Here is a map that shows the region. The epicenter is plotted in green (the initial depth was set at 70 km, so it plotted in green. the depth was updated to 40 km, so will plot in yellow in other maps.).

This map shows the historic earthquakes as grey circles. These earthquakes are largely associated with the subduction zone here, where the Cocos plate is subducting northeastwardly beneath the Carribean plate to form the Middle America trench.

This map shows the modeled intensity using the Modified Mercali Intensity Scale (MMI, a measure of the ground shaking). The MMI has a scale of I – XII.

This is the same map, zoomed in for a larger scale view of the area.

Here is a view of how the intensity attenuates (diminishes as the energy is absorbed by the earth’s crust) with distance from the earthquake.
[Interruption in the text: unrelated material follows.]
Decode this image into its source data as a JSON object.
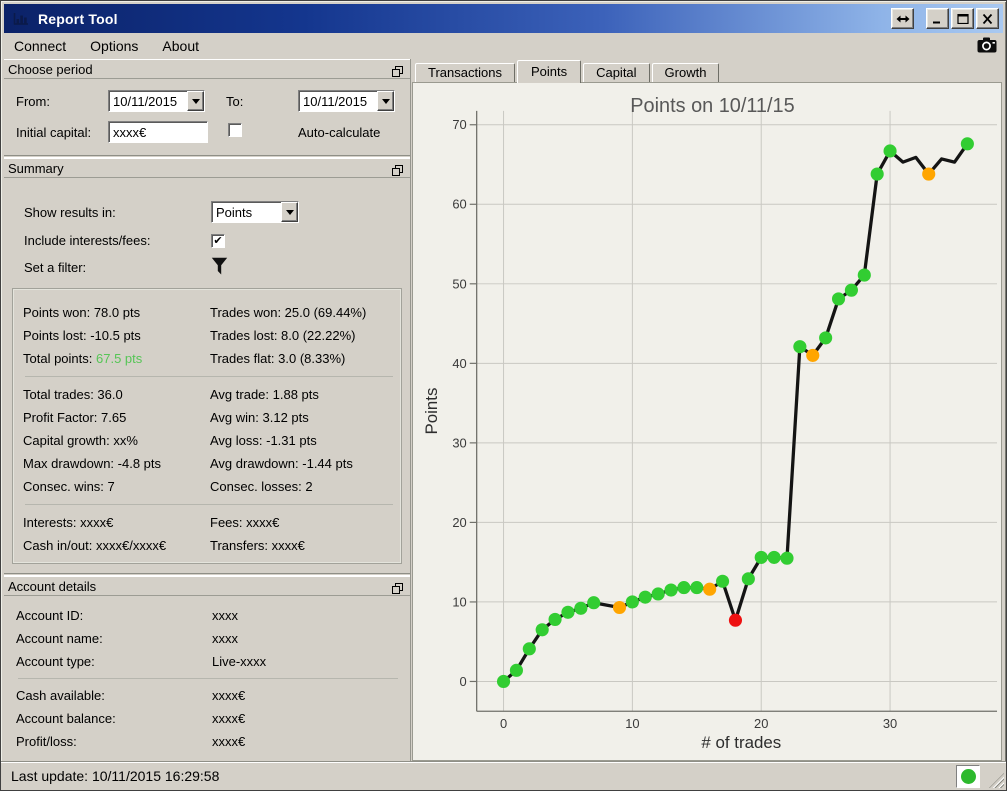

The blue dots are real data, with medians plotted as brown dots. One can see that there is considerable variation in the intensity for individual measurements. This can be due to a variety of reasons (variation in the earth’s crust, site conditions, etc.). The green and orange lines are model estimates of intensity attenuation given two models from Atkinson and Wald, 2007 (using Ground Motion Prediction Equations, GMPEs, based on regression through data from earthquakes in California and Central-Eastern US, respectively). The California regression seems to fit the data better than the Central/Eastern US model.

This map has the intensity plotted as contours, which allows one to see how the intensity varies across the region in relation to the geography and place names.

Based on the location, depth, and moment tensor shown below, I interpret this to be a normal earthquake. This earthquake is the result of extension in the downgoing plate, possibly from the bending (i.e. a bending moment normal fault).

This map shows the depth contours to the slab (the top of the downgoing Cocos plate). These slab contours were developed by Gavin Hayes who works at the USGS. Here is a web page that has links to the other slabs Hayes and his colleagues have developed. They are largely based on their interpretations of historic seismicity.

This is the pager (version 1) that shows modeled estimates of human and infrastructural damage from this earthquake. These pager estimates are revised as more seismological information is analyzed. The loss estimates assist aid agencies make plans on how much assustance they may need to send to the region (in the form of food, medical, money, etc.).

Here is the Did You Feel It map, showing observations based upon the DYFI survey tool. The results are plotted using the same color range for the MMI scale.

Here is the USGS poster for the tectonics of the region:

Here is a profile showing Ranero et al. (2003) interpretation of the structure of the subduction zone here. Look at the upper panel and note how the top of the slab bends downward. This causes extension that may be responsible for today’s earthquake. This is figure 8.14 from Mann et al., 2007.

Here is a map that shows preliminary tsunami wave height estimates from Here.

Here is a table of estimates for the tsunami wave height.

Here is a primer about Focal Mechanisms from the USGS.

References:
Hayes, G. P., D. J. Wald, and R. L. Johnson (2012), Slab1.0: A three-dimensional model of global subduction zone geometries, J. Geophys. Res., 117, B01302, doi:10.1029/2011JB008524.
Mann, Paul, Robert D. Rogers, and Lisa Gahagan. “Overview of plate tectonic history and its unresolved tectonic problems.” Central America: Geology, resources and hazards 1 (2007): 201-237.
Ranero, C., Morgan, P., McIntosh, K. & Reichert, C.: Bending-related faulting and mantle serpentinization at the Middle America trench. Nature 425 (2003), pp.367–373.

Posted in College Redwoods, earthquake, education, geology, plate tectonics, subduction, tsunami